* How to complete this task
Look through the entries below. Report each line that has the word "Joined" in it.

* Given data
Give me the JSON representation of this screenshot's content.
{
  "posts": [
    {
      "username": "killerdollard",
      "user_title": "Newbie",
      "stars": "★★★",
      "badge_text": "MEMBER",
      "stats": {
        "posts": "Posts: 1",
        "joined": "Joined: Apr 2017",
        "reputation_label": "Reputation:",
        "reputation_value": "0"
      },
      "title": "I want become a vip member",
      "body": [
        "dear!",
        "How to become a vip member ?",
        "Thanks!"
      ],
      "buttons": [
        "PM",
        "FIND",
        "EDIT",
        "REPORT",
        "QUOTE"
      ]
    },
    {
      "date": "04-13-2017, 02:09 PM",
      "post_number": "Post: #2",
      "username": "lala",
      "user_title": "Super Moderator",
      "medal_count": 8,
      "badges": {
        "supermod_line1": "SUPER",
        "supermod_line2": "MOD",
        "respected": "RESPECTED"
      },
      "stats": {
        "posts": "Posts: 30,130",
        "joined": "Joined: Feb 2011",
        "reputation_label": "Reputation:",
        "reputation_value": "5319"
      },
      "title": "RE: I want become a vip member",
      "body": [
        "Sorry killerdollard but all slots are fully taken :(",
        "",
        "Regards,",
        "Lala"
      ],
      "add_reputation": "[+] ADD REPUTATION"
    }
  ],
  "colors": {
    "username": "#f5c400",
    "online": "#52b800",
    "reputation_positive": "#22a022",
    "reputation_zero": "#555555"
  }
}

* Reply to the exercise
        "joined": "Joined: Apr 2017",
        "joined": "Joined: Feb 2011",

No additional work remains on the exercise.